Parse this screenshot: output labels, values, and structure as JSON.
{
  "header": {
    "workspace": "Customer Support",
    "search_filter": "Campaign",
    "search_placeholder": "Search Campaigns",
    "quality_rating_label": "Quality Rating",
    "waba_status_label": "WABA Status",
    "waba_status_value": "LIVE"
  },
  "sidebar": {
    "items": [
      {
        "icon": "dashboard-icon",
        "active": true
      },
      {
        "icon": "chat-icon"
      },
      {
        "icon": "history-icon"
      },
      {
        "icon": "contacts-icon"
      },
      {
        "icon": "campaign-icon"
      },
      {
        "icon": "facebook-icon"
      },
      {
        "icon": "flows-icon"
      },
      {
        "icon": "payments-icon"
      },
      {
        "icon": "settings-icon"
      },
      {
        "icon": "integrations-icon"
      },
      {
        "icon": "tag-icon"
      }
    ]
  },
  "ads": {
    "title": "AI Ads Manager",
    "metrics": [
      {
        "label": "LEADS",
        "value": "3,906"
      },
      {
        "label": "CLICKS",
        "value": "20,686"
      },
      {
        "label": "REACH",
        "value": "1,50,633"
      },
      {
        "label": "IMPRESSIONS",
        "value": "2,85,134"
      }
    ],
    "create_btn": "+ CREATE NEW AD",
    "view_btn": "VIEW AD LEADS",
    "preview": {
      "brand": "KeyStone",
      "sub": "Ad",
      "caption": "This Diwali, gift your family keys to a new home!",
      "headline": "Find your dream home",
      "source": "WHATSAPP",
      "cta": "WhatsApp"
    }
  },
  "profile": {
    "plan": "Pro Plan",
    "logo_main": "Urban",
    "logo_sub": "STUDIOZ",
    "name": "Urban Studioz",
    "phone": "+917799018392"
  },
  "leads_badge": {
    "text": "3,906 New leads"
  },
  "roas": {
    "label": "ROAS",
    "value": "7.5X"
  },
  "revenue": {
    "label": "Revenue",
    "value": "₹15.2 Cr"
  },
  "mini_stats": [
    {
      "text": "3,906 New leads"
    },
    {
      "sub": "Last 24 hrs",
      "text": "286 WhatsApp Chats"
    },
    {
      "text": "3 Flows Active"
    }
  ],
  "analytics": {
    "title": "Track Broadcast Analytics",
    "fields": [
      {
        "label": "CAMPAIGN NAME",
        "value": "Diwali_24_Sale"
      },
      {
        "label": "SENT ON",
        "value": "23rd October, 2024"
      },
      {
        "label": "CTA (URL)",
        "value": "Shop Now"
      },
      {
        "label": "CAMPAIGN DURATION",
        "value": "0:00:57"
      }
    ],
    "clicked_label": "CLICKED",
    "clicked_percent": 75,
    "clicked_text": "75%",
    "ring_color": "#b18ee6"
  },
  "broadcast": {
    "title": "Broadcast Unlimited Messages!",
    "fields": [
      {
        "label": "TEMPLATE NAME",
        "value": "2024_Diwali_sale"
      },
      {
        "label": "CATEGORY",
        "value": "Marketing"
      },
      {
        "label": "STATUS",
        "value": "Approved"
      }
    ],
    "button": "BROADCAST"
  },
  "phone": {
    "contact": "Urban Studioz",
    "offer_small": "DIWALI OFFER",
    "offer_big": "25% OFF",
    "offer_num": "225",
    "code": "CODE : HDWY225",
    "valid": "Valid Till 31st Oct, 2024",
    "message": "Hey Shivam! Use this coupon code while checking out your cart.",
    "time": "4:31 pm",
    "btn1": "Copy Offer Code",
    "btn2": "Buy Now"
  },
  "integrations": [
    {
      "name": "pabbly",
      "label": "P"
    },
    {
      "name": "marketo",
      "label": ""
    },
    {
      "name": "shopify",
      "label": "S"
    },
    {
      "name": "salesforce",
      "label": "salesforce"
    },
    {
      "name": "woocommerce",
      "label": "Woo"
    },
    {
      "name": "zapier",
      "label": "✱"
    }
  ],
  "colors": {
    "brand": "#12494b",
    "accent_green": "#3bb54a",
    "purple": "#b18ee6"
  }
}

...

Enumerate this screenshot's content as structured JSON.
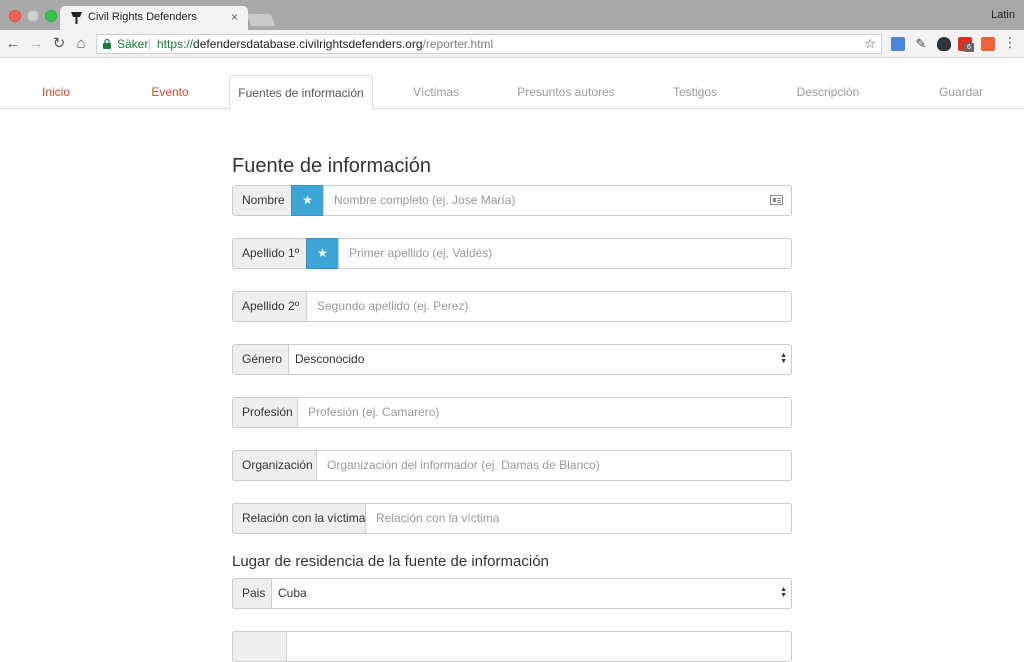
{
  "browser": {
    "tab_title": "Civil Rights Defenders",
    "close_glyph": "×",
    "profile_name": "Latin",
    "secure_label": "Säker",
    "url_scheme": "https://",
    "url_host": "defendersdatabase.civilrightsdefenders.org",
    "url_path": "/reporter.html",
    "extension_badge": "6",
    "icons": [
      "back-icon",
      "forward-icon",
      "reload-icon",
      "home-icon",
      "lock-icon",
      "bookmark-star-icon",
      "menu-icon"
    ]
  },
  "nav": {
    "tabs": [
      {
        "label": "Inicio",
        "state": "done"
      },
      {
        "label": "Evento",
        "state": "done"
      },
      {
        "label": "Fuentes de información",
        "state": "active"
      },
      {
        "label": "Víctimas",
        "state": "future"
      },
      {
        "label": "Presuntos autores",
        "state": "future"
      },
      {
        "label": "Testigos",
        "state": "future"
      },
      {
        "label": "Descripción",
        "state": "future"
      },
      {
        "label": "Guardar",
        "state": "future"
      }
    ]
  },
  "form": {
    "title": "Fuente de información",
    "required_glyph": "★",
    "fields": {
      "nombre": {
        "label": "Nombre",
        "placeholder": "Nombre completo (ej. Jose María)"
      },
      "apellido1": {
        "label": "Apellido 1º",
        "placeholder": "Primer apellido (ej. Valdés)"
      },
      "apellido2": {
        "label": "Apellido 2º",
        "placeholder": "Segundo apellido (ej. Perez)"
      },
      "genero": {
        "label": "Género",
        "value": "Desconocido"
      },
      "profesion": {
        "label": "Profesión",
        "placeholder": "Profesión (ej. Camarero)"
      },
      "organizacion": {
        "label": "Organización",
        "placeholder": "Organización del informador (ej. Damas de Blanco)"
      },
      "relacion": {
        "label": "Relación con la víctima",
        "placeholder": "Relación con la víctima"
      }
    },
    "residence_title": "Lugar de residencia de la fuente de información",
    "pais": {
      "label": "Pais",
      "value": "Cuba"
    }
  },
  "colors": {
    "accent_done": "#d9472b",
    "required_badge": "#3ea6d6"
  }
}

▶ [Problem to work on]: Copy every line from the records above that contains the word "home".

▶ [Your response]:
      "caption": "This Diwali, gift your family keys to a new home!",
      "headline": "Find your dream home",
      "home-icon",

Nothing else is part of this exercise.